* [Exercise brief]: Your result should be every line of the records below that contains the word "icon".

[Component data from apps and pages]
# # #

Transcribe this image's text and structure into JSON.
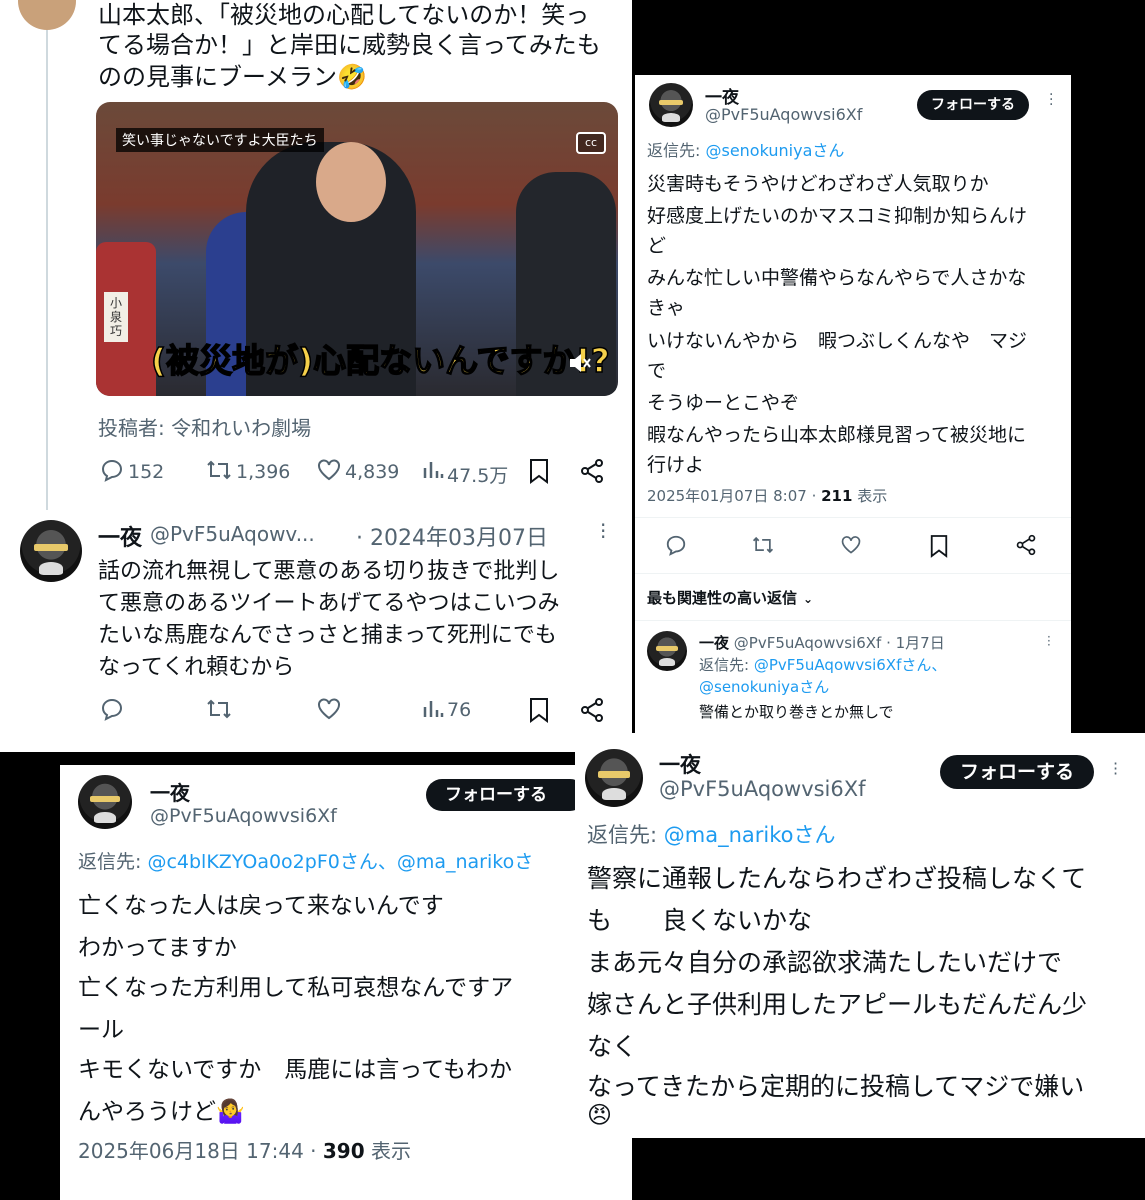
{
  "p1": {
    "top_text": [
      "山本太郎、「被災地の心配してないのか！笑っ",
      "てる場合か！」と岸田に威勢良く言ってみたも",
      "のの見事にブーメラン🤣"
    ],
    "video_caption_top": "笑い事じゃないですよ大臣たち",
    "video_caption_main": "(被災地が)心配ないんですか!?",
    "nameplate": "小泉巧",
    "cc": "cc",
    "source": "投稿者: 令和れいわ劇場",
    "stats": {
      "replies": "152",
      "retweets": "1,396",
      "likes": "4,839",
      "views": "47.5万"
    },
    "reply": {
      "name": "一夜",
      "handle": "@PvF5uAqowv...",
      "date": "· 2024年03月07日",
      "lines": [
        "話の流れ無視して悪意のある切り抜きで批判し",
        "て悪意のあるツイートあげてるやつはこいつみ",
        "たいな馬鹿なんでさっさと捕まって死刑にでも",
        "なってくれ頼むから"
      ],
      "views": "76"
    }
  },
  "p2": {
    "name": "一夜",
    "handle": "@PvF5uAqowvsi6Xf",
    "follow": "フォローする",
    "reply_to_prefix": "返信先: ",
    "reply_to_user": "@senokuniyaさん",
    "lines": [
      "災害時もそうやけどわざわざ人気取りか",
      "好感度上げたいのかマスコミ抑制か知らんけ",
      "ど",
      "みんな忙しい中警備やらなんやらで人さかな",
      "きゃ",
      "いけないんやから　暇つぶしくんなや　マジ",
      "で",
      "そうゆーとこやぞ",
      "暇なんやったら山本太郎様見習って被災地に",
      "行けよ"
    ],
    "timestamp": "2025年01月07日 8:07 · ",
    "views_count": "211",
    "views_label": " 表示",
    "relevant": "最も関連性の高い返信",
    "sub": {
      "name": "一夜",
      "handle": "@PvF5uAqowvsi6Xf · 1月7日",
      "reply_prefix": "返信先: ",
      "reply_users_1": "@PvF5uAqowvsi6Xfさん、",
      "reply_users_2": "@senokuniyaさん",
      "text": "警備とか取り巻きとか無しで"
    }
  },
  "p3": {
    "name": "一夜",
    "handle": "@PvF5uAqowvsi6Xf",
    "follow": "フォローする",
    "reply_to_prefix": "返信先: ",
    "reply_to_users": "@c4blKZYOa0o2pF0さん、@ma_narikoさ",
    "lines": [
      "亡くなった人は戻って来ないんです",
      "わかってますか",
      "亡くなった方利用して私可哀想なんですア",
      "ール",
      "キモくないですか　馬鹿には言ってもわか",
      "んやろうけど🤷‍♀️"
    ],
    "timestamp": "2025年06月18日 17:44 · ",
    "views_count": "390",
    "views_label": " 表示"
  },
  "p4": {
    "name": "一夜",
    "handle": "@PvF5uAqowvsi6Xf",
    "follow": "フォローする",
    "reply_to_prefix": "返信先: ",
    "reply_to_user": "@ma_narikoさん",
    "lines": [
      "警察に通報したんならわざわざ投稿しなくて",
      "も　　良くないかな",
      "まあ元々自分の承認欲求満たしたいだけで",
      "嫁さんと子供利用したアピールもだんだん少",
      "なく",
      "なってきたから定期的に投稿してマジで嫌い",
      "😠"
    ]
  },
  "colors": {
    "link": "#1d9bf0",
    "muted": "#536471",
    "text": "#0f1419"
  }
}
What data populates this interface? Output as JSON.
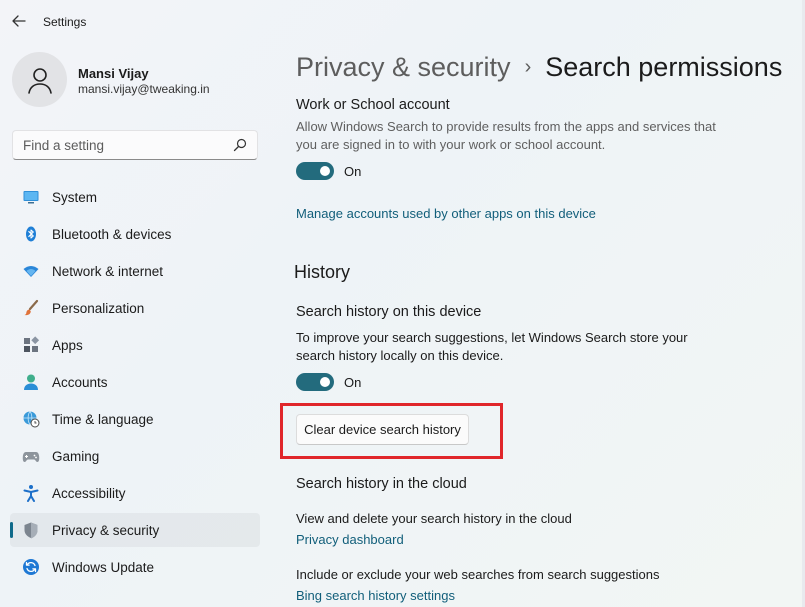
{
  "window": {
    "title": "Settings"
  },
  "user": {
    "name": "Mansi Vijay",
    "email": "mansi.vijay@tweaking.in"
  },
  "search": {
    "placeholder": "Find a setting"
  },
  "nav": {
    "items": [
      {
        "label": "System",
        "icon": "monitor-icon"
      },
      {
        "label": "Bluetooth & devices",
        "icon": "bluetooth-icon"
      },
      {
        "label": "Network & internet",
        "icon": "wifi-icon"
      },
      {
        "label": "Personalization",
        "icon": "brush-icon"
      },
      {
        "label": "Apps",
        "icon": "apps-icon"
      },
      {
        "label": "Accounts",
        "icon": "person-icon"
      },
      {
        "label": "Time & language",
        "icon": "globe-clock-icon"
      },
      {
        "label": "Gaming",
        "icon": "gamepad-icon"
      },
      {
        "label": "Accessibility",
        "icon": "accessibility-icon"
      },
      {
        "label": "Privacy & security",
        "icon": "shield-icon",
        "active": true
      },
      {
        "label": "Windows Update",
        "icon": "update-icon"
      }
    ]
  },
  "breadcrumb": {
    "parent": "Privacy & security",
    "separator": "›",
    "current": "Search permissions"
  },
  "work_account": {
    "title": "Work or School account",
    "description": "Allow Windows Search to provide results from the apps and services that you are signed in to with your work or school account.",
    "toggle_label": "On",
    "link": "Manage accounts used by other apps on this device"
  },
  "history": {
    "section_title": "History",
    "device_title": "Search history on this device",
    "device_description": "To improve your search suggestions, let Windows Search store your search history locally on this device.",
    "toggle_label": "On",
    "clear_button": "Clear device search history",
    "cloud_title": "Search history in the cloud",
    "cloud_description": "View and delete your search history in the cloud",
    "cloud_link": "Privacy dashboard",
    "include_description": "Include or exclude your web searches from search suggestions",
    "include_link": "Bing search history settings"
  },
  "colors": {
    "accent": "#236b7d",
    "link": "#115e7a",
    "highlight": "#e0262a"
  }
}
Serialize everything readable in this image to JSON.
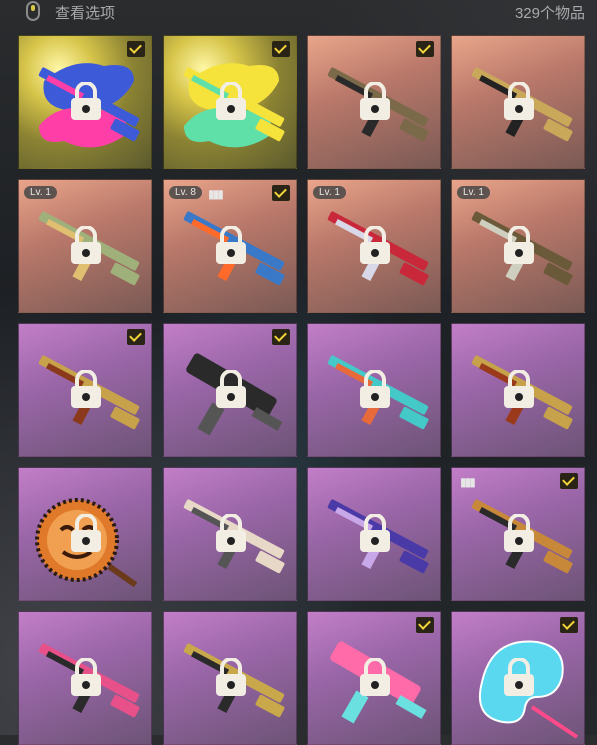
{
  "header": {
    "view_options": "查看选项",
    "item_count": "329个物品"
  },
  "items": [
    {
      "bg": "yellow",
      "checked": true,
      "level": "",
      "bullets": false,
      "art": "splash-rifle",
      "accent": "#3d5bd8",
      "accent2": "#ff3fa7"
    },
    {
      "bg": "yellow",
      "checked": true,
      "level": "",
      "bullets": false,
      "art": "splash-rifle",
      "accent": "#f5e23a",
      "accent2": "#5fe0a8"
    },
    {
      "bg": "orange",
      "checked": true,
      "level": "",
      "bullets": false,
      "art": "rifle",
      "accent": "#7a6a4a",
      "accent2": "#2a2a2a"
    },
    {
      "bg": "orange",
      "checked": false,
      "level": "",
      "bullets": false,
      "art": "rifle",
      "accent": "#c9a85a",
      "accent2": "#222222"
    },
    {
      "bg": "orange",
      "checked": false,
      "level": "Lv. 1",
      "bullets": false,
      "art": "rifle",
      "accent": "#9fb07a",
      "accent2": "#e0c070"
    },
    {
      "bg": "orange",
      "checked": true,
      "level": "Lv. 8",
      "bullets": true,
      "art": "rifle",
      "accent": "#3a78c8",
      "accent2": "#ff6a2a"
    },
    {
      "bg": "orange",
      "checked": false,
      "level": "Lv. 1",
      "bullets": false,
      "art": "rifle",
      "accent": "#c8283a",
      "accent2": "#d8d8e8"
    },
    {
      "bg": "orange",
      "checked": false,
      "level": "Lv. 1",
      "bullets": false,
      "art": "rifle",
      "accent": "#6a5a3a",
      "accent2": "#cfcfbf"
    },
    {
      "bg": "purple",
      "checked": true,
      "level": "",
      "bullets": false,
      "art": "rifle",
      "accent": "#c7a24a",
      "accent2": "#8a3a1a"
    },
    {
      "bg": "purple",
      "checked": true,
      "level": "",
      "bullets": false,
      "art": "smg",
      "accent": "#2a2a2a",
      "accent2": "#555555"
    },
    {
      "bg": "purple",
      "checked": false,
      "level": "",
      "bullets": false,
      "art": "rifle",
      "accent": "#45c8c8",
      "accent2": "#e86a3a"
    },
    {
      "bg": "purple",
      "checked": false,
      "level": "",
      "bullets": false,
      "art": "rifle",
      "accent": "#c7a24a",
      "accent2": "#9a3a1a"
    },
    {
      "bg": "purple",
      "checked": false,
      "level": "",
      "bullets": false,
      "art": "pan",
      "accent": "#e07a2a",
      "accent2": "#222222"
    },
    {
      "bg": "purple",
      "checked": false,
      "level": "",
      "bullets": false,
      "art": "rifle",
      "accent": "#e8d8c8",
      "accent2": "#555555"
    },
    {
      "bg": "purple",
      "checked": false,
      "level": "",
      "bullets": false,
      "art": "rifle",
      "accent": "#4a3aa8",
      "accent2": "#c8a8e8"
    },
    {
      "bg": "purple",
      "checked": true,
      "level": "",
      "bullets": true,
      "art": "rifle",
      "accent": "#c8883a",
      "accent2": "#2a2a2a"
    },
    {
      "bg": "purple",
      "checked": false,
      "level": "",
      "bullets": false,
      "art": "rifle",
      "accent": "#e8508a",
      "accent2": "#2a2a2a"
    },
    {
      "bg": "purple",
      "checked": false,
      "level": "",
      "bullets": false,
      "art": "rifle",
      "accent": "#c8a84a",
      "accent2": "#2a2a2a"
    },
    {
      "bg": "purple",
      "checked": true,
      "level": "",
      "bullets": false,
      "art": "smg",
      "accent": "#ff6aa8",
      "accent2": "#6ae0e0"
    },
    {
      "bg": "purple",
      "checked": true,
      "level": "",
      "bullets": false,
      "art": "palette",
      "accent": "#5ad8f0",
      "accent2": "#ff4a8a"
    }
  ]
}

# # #

* [Written solution]:
        "icon": "monitor-icon"
        "icon": "bluetooth-icon"
        "icon": "wifi-icon"
        "icon": "brush-icon"
        "icon": "apps-icon"
        "icon": "person-icon"
        "icon": "globe-clock-icon"
        "icon": "gamepad-icon"
        "icon": "accessibility-icon"
        "icon": "shield-icon",
        "icon": "update-icon"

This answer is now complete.